In 1989, a literary landmark in New York City closed. Scribner’s Bookstore, 597 Fifth Avenue, stood at the epicentre of Manhattan’s retail district. The Scribner’s publishing company was then 153 years old. In the 1920s, driven by genius editor Max Perkins, Scribner’s published Fitzgerald, Hemingway, and Wolfe. Scribner’s Magazine was The New Yorker of its day. The bookshop and publisher occupied a 10-storey Beaux-Arts building, designed by Ernest Flagg, which eventually won protection from the New York City Landmarks Preservation Commission. Medallions honoured printers Benjamin Franklin, William Caxton, Johann Gutenberg, and Aldus Manutius.
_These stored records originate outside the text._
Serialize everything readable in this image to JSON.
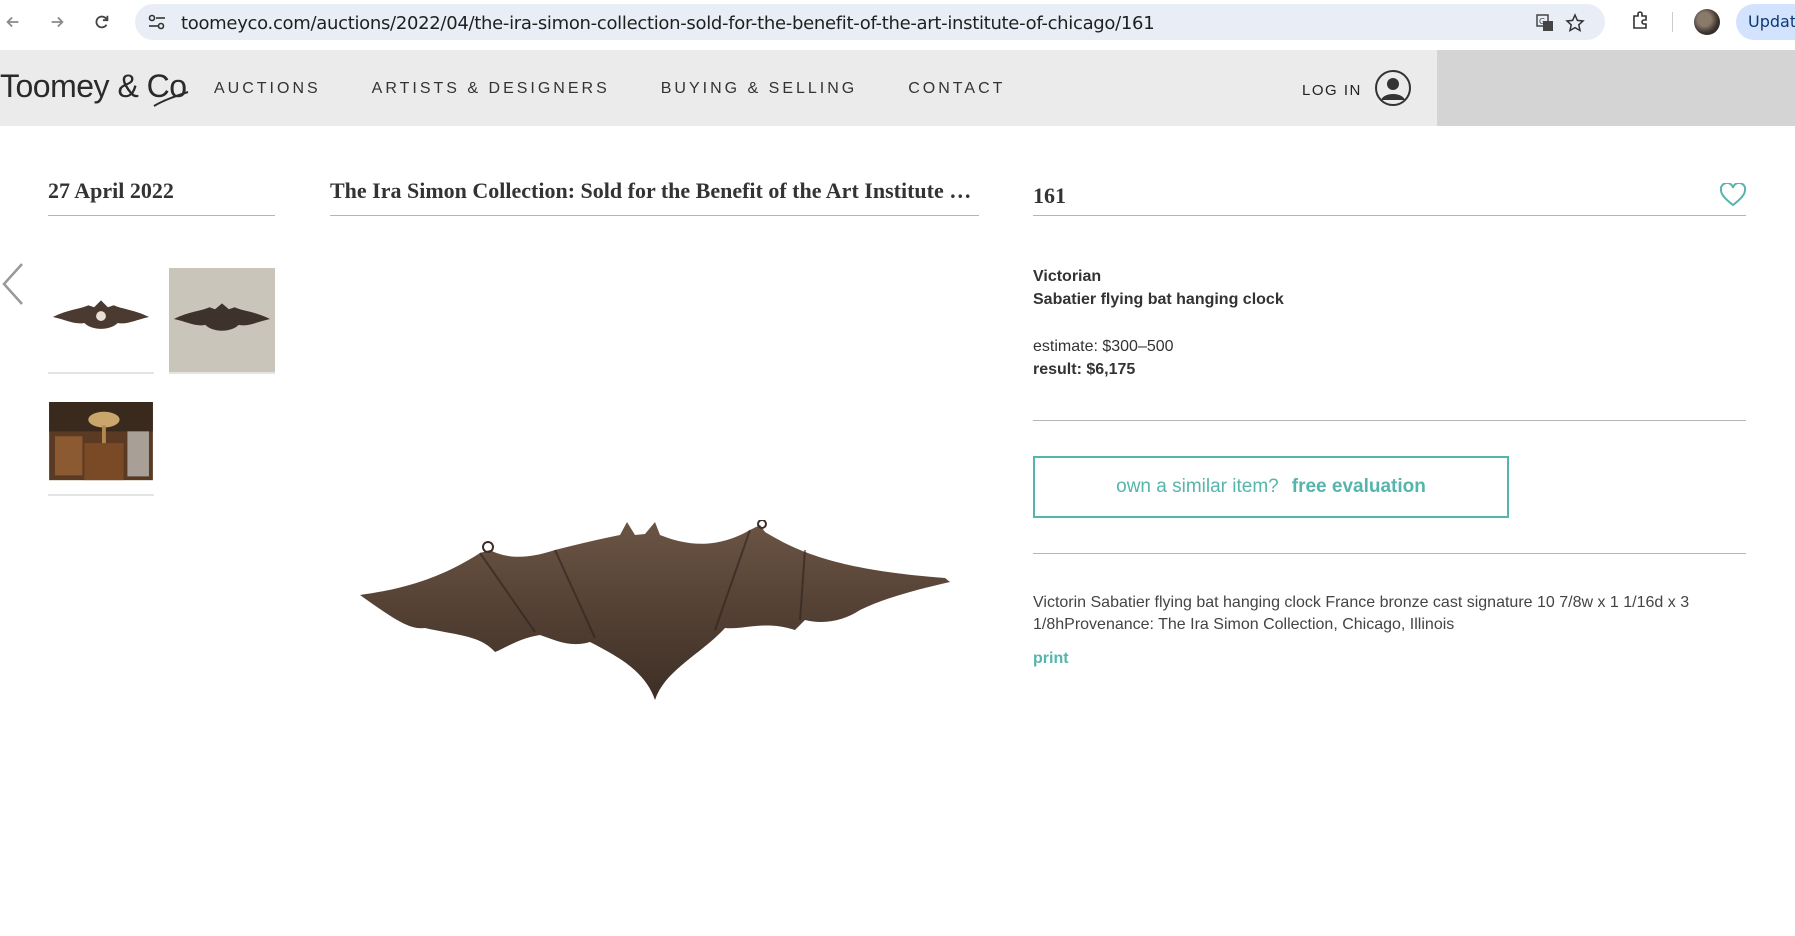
{
  "browser": {
    "url": "toomeyco.com/auctions/2022/04/the-ira-simon-collection-sold-for-the-benefit-of-the-art-institute-of-chicago/161",
    "update_label": "Update"
  },
  "header": {
    "logo_text": "Toomey & Co",
    "nav": [
      "AUCTIONS",
      "ARTISTS & DESIGNERS",
      "BUYING & SELLING",
      "CONTACT"
    ],
    "login_label": "LOG IN"
  },
  "sale": {
    "date": "27 April 2022",
    "title": "The Ira Simon Collection: Sold for the Benefit of the Art Institute of Chicago"
  },
  "lot": {
    "number": "161",
    "category": "Victorian",
    "name": "Sabatier flying bat hanging clock",
    "estimate": "estimate: $300–500",
    "result": "result: $6,175",
    "evaluation_prompt": "own a similar item?",
    "evaluation_link": "free evaluation",
    "description": "Victorin Sabatier flying bat hanging clock France bronze cast signature 10 7/8w x 1 1/16d x 3 1/8hProvenance: The Ira Simon Collection, Chicago, Illinois",
    "print_label": "print"
  },
  "thumbnails": [
    "bat-clock-front",
    "bat-clock-back",
    "room-installation"
  ],
  "colors": {
    "accent": "#55b5ac",
    "header_bg": "#ebebeb",
    "bronze": "#5a4636"
  }
}
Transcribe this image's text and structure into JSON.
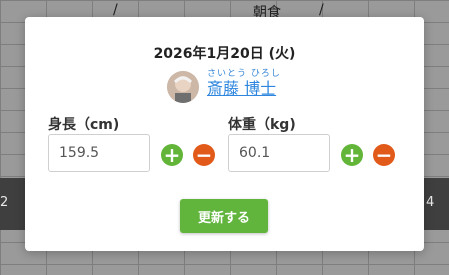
{
  "background": {
    "header_meal": "朝食",
    "left_edge_number": "2",
    "right_edge_number": "4",
    "slash": "/"
  },
  "modal": {
    "date": "2026年1月20日 (火)",
    "user": {
      "furigana": "さいとう ひろし",
      "name": "斎藤 博士"
    },
    "height": {
      "label": "身長（cm)",
      "value": "159.5"
    },
    "weight": {
      "label": "体重（kg)",
      "value": "60.1"
    },
    "update_label": "更新する",
    "plus_symbol": "+",
    "minus_symbol": "−"
  },
  "colors": {
    "plus": "#62b539",
    "minus": "#e25a1a",
    "link": "#2e86de",
    "button": "#61b53d"
  }
}
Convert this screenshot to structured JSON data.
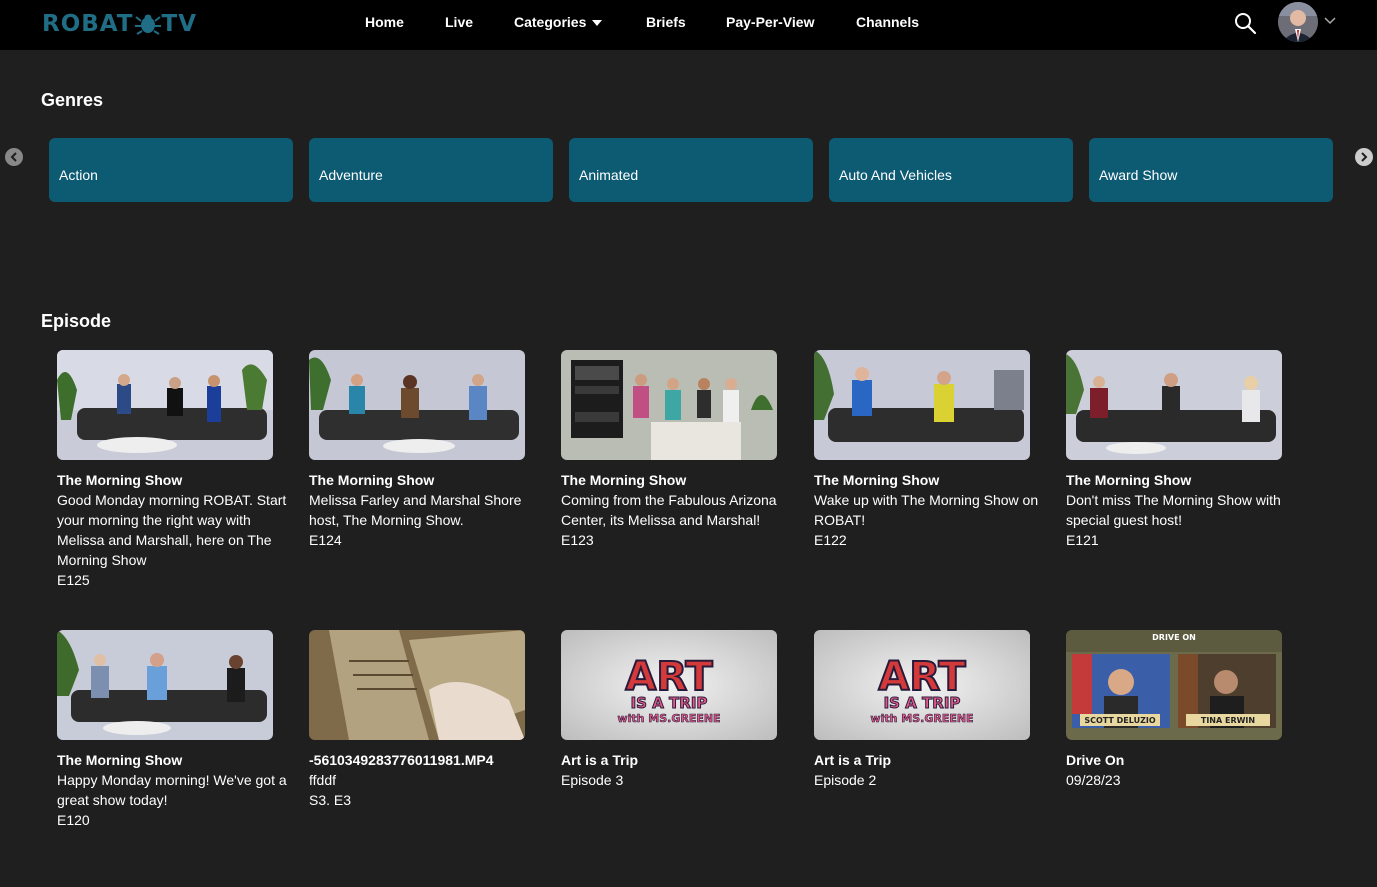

The ‘Byzantine cathedral of books’ offered deeply informed personal service. But the paperback revolution gained momentum, bookshop chains like Barnes & Noble and Brentano’s adopted extreme discounting, and the no-discounting Scribner’s business model became unsustainable. Real estate developers swooped in. The bookshop’s ignominious end came when Italian clothier Benetton took over its space.

In: Logos